Before sin entered the world we were meant to be full of God and others were meant to be full of God. When people desired us they would get some God. When we desired others we would get some God. Instead, nobody automatically offers God and no one automatically gets God.
Suppose an infant has basic needs met to the point that she survives but her deep desire that someone wants to be with her is never fulfilled. She will continue to experience this desire as unmet but will begin to find other ways of trying to meet it. She may become an experienced people pleaser, or someone who strives always to be perfect. She can give up hope of ever succeeding in getting this desire met and begin to pretend she has no desires. As life goes on, she may try many different avenues to get what she wants—to draw it to herself. She may orbit around many idols. Whoever she is connected to in the way of relationships will be affected by her ways of trying to get that need met.
Desire is a fundamental part of a person's soul that is with him always. The fact that he possesses this quality is because he is made in God’s image and God has desires. God desired to create the heavens and earth. He wanted to create a special piece of it to have fellowship and relationship with. He longed for people to want him with their ability to desire so He gave them free will. Jesus exhibited desires while He lived here. He desired to be about His Father’s business at 12 years old. He desired so much to win back companions for eternity that He was willing to suffer and die to make it happen (see Romans 12:2). It is quite moving to hear Him tell His disciples in Luke 22:15, “I have fervently desired to eat this Passover with you before I suffer.” We can never grasp all this meant to Him. He was facing a horrible trauma at the same time He was focusing on how that decision would get for Him the thing He most desired: humanity—humanity to be with Him forever, forgiven and able to share His light, life and love! A bride to come into communion with Him.

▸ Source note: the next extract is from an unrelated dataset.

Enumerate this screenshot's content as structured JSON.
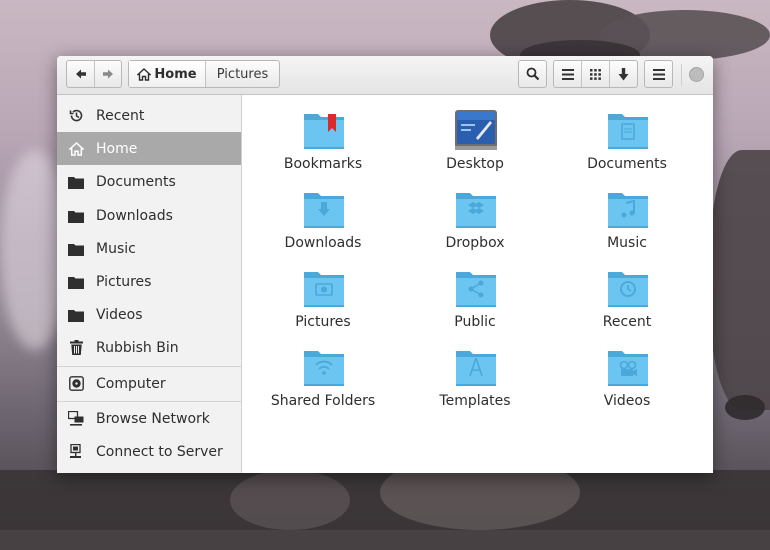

of us has our own type of gravity. Gravity is a stabilizing force in the universe that keeps things in place and in relationship to one another. Gravity is created by PRESENCE. Anything that has mass has its own gravity, us included. So, the earth’s gravity affects us but so does that of the people and things around us. We are captivated by earth’s gravity, but the earth is captivated by the sun’s gravity and the sun is captivated by our galaxy’s gravity which is held by greater galaxies. You get the picture. Everything that has mass in the universe has its own gravity. Gravity is very much like desire. Everybody wants to draw things to themselves, and everybody is affected by what others around them want. If we get free from one thing that is “holding” us by its gravity, then we are free to move into orbit around something else! There are two main ways we can be drawn in this matter. Towards God or away from Him.
Jesus said, “If I be lifted up, I will draw all men to myself.” (John 12:32) He knew that when His body died it would create a fundamental change in the universe where now His gravitational force would become compelling and ultimate. Everything would end up before Him eventually, for better or worse. In the meantime, we have a journey through life of the evolution of our desires. Will the path lead us to Him or away from Him? What is the evolution of our desires and how can they end up being fulfilled by the “Desire of the Nations”? Spend time with God asking Him to put you in orbit around Him more and more.